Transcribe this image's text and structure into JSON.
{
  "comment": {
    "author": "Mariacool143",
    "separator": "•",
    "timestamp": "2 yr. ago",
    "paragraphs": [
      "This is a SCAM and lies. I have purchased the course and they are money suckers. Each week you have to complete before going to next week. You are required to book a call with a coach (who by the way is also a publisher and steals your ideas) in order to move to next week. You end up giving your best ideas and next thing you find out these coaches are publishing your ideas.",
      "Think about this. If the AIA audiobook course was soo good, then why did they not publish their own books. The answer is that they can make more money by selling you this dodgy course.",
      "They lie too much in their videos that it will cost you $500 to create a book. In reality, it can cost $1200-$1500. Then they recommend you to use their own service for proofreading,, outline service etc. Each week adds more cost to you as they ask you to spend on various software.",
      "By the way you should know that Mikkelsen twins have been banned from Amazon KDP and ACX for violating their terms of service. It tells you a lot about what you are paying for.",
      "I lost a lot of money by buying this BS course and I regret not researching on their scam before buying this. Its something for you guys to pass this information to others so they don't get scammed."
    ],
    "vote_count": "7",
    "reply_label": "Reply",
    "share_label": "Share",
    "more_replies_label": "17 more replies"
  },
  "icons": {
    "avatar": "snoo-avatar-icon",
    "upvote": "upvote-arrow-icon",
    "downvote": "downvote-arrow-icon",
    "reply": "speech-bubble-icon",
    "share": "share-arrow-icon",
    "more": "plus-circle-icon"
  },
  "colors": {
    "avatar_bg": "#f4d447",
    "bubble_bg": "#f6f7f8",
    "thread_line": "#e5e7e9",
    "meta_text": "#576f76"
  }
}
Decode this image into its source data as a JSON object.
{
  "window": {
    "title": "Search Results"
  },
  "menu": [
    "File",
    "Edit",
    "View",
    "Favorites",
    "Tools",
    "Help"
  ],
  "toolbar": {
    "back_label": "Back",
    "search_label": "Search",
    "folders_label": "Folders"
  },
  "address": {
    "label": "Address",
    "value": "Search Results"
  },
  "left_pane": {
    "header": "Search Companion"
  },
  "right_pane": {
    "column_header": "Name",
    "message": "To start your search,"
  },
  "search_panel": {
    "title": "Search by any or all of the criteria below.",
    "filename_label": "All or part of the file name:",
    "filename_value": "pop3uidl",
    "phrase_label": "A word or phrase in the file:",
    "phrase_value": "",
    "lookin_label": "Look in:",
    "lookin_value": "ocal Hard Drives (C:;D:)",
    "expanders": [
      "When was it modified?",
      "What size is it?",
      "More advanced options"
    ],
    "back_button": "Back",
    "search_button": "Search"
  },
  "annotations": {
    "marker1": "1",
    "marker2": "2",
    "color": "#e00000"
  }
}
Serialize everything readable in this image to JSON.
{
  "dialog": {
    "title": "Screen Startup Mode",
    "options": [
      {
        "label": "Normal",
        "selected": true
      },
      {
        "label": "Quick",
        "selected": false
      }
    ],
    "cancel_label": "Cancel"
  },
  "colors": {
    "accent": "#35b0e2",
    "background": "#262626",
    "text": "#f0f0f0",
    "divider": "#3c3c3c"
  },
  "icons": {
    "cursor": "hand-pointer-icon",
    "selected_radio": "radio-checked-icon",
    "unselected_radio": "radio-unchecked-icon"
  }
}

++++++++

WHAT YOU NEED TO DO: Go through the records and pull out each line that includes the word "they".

EXERCISE OUTPUT:
      "This is a SCAM and lies. I have purchased the course and they are money suckers. Each week you have to complete before going to next week. You are required to book a call with a coach (who by the way is also a publisher and steals your ideas) in order to move to next week. You end up giving your best ideas and next thing you find out these coaches are publishing your ideas.",
      "Think about this. If the AIA audiobook course was soo good, then why did they not publish their own books. The answer is that they can make more money by selling you this dodgy course.",
      "They lie too much in their videos that it will cost you $500 to create a book. In reality, it can cost $1200-$1500. Then they recommend you to use their own service for proofreading,, outline service etc. Each week adds more cost to you as they ask you to spend on various software.",
      "I lost a lot of money by buying this BS course and I regret not researching on their scam before buying this. Its something for you guys to pass this information to others so they don't get scammed."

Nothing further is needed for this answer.